    const similarities = questions.map(async (question, index) => {
        const questionEmbeddings = await encodeText(embeddings, question);
        const similarity = tf.losses.cosineDistance(inputEmbeddings, questionEmbeddings).dataSync()[0];
        return { index, similarity };
    });

    // Sort the similarities and find the most similar question
    const sortedSimilarities = await Promise.all(similarities);
    const mostSimilarQuestion = sortedSimilarities.reduce((prev, curr) => (prev.similarity < curr.similarity) ? prev : curr);
    
    return questions[mostSimilarQuestion.index];
}

// Example questions dataset
const questions = [
    "What is TensorFlow.js?",
    "How do I use the Universal Sentence Encoder?",
    "What are the benefits of machine learning?",
    "How can I train my own model?"
];

// Run the example
async function run() {
    // Load the Universal Sentence Encoder model
    const embeddings = await loadModel();
    
    // User input question
    const userInputQuestion = "What is TensorFlow.js and how do I use it?";
    
    // Find the most similar question
    const mostSimilarQuestion = await findMostSimilarQuestion(questions, embeddings, userInputQuestion);
    
    console.log("User Input Question:", userInputQuestion);
    console.log("Most Similar Question:", mostSimilarQuestion);
}

// Run the example
run();

In this example:

  • We load the Universal Sentence Encoder model.
  • We define a function encodeText to encode the input text into embeddings using the Universal Sentence Encoder.
  • We define a function findMostSimilarQuestion to find the most similar question to the input question in a given dataset of questions.
  • We run the example by calling the run function, which loads the model, finds the most similar question to a user input question, and prints the results.

This is a basic example of using the Universal Sentence Encoder for a question and answer system.

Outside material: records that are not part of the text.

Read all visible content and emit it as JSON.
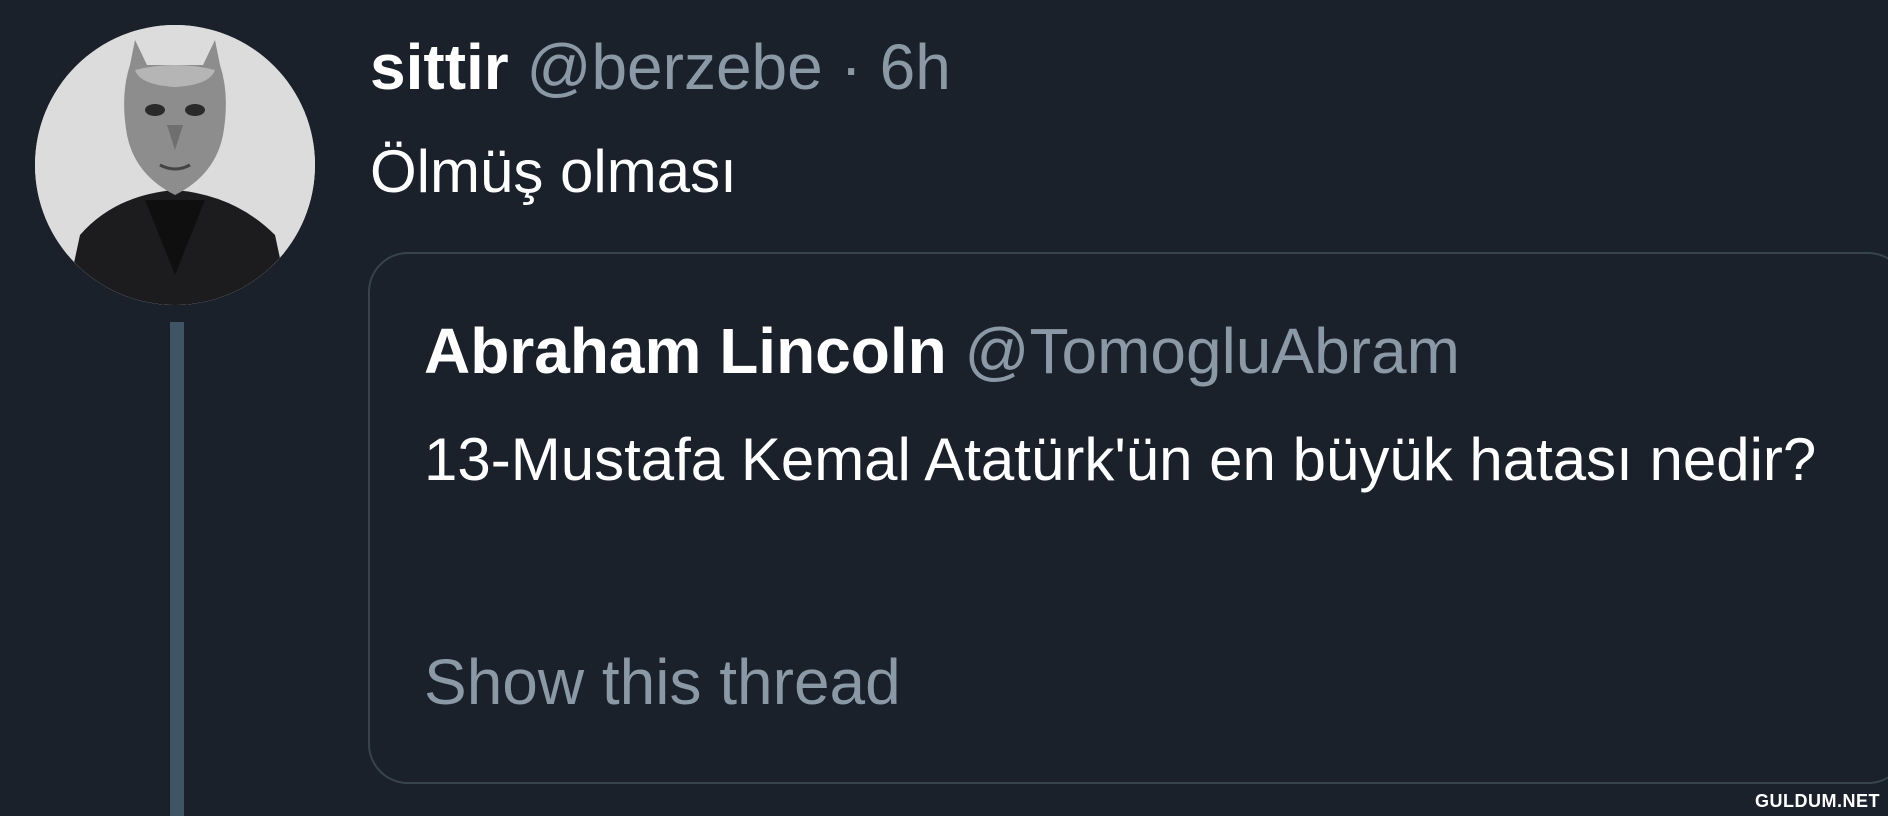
{
  "tweet": {
    "display_name": "sittir",
    "handle": "@berzebe",
    "separator": "·",
    "time": "6h",
    "text": "Ölmüş olması",
    "avatar": "avatar-masked-figure"
  },
  "quoted_tweet": {
    "display_name": "Abraham Lincoln",
    "handle": "@TomogluAbram",
    "text": "13-Mustafa Kemal Atatürk'ün en büyük hatası nedir?",
    "show_thread": "Show this thread"
  },
  "watermark": "GULDUM.NET",
  "colors": {
    "background": "#1a212b",
    "secondary_text": "#8b98a5",
    "border": "#38444d",
    "thread_line": "#3f5566"
  }
}
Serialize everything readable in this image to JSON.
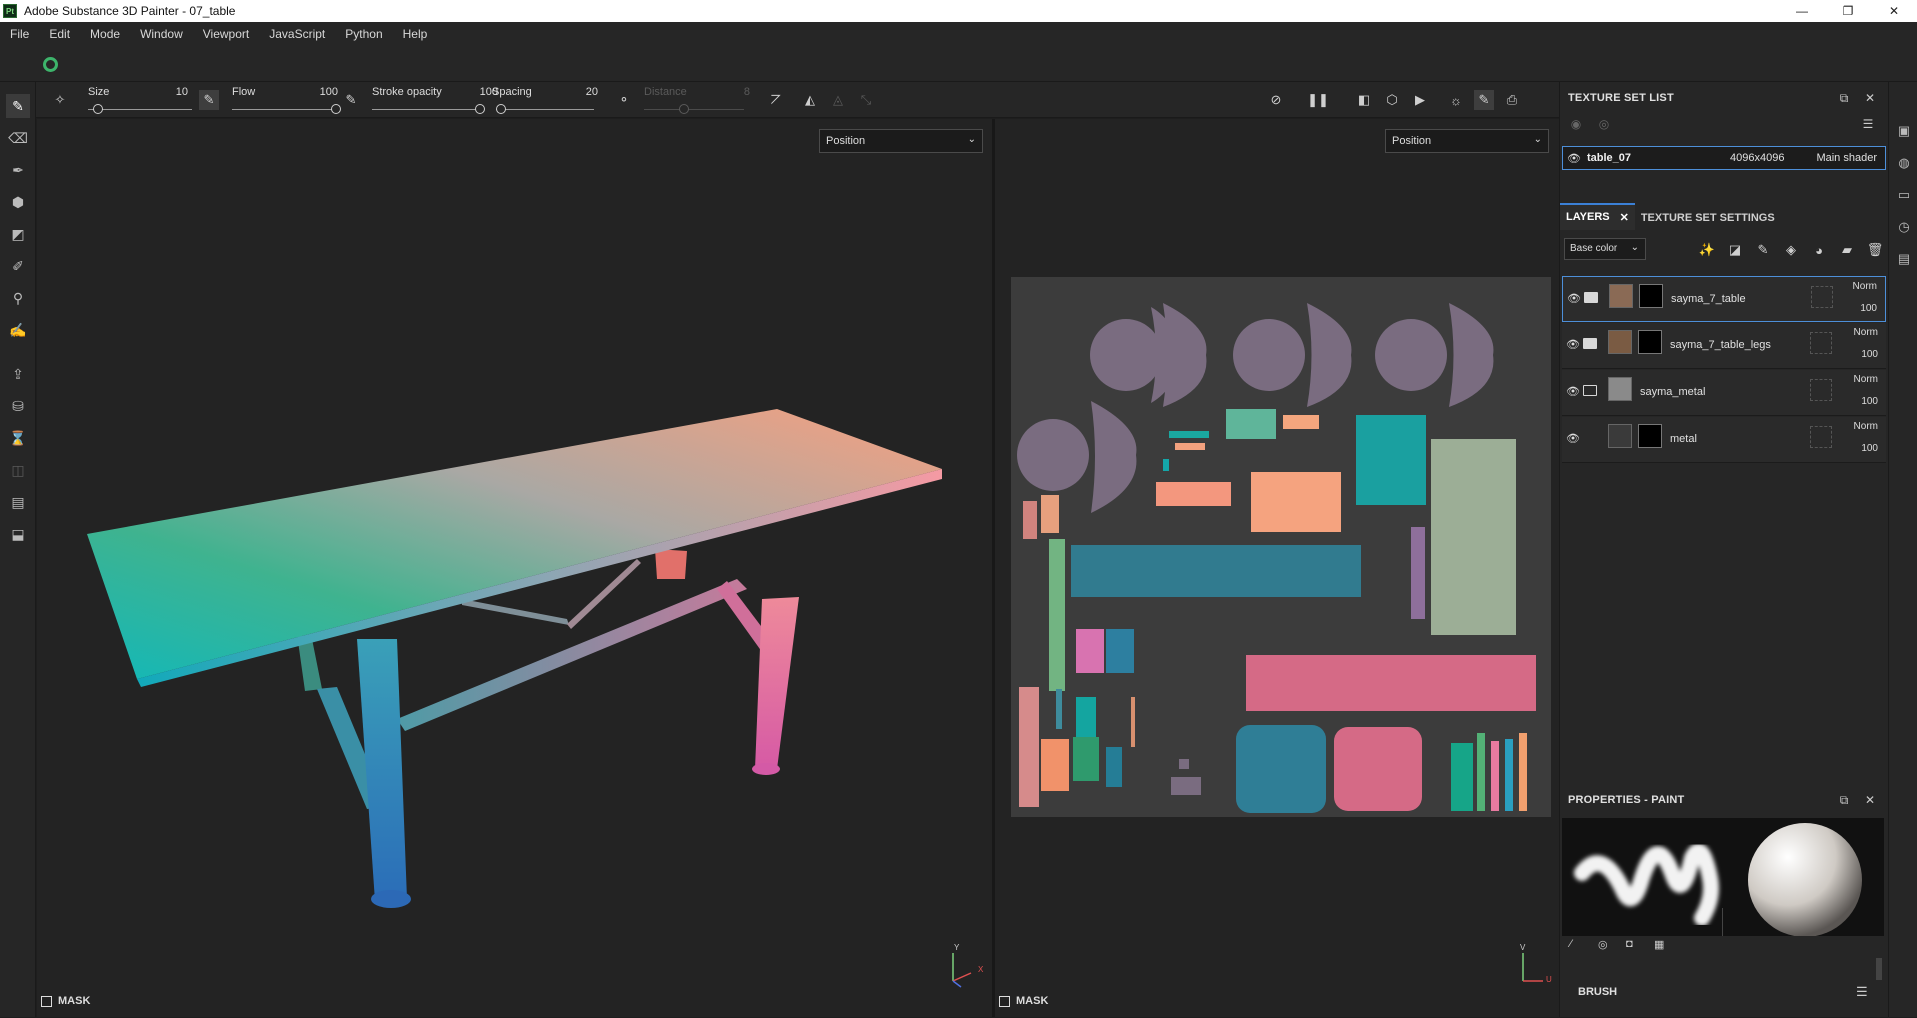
{
  "window": {
    "app_icon": "Pt",
    "title": "Adobe Substance 3D Painter - 07_table",
    "minimize": "—",
    "restore": "❐",
    "close": "✕"
  },
  "menu": [
    "File",
    "Edit",
    "Mode",
    "Window",
    "Viewport",
    "JavaScript",
    "Python",
    "Help"
  ],
  "context_bar": {
    "size_label": "Size",
    "size_value": "10",
    "size_fraction": 0.1,
    "flow_label": "Flow",
    "flow_value": "100",
    "flow_fraction": 1.0,
    "stroke_opacity_label": "Stroke opacity",
    "stroke_opacity_value": "100",
    "stroke_opacity_fraction": 1.0,
    "spacing_label": "Spacing",
    "spacing_value": "20",
    "spacing_fraction": 0.05,
    "distance_label": "Distance",
    "distance_value": "8",
    "distance_fraction": 0.4
  },
  "viewports": {
    "left_dropdown": "Position",
    "right_dropdown": "Position",
    "left_mask_label": "MASK",
    "right_mask_label": "MASK",
    "axis_x": "X",
    "axis_y": "Y",
    "axis_u": "U",
    "axis_v": "V"
  },
  "texture_set_list": {
    "title": "TEXTURE SET LIST",
    "rows": [
      {
        "name": "table_07",
        "resolution": "4096x4096",
        "shader": "Main shader"
      }
    ]
  },
  "layers_panel": {
    "tab_layers": "LAYERS",
    "tab_close": "✕",
    "tab_texture_settings": "TEXTURE SET SETTINGS",
    "channel": "Base color",
    "layers": [
      {
        "name": "sayma_7_table",
        "blend": "Norm",
        "opacity": "100",
        "thumb_color": "#8a6a55"
      },
      {
        "name": "sayma_7_table_legs",
        "blend": "Norm",
        "opacity": "100",
        "thumb_color": "#7a5b43"
      },
      {
        "name": "sayma_metal",
        "blend": "Norm",
        "opacity": "100",
        "thumb_color": "#8a8a8a"
      },
      {
        "name": "metal",
        "blend": "Norm",
        "opacity": "100",
        "thumb_color": "#3a3a3a"
      }
    ]
  },
  "properties": {
    "title": "PROPERTIES - PAINT",
    "brush_label": "BRUSH"
  },
  "colors": {
    "accent": "#3b80d6",
    "panel_bg": "#262626",
    "viewport_bg": "#232323"
  }
}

In a real-world scenario, you would use a more comprehensive dataset of questions and possibly incorporate more advanced techniques for similarity calculation and question answering.

List of Pretrained Models #

TensorFlow.js offers several pre-trained models that cover a range of tasks such as image classification, object detection, natural language processing, and more. Here’s a list of some popular pre-trained TensorFlow.js models along with their links:

  1. MobileNet: MobileNet models for image classification.
  2. COCO-SSD: Object detection model trained on the COCO dataset.
  3. PoseNet: Real-time human pose estimation model.
  4. Universal Sentence Encoder: Sentence embedding model trained for various NLP tasks.
  5. ALBERT: Light-weight BERT model for natural language understanding.
  6. BERT Question Answering: BERT model fine-tuned for question answering tasks.
  7. BERT Sentiment Analysis: BERT model fine-tuned for sentiment analysis.
  8. Style Transfer: Model for real-time style transfer between images.
  9. DeepLab: Semantic segmentation model for identifying objects and regions within images.
  10. Pix2Pix: Model for image-to-image translation tasks.
  11. WaveGlow: Generative model for high-quality speech synthesis.
  12. Tacotron2: End-to-end speech synthesis model.

Please note that the availability of these models may change over time, and you should always refer to the TensorFlow Hub or the official TensorFlow.js documentation for the latest information and model links.

Try Tensorflow.js #

Whether it’s building custom models, training them with user-generated data, or deploying them for real-time inference, TensorFlow.js opens up a world of possibilities for intelligent web development.

So, why wait? Dive into the world of TensorFlow.js today and unlock the next generation of web applications powered by machine learning. From training to deployment, the journey to AI-enhanced web experiences begins here. You can use this notebook to experiment further: Tensorflow Pretrained Text Model.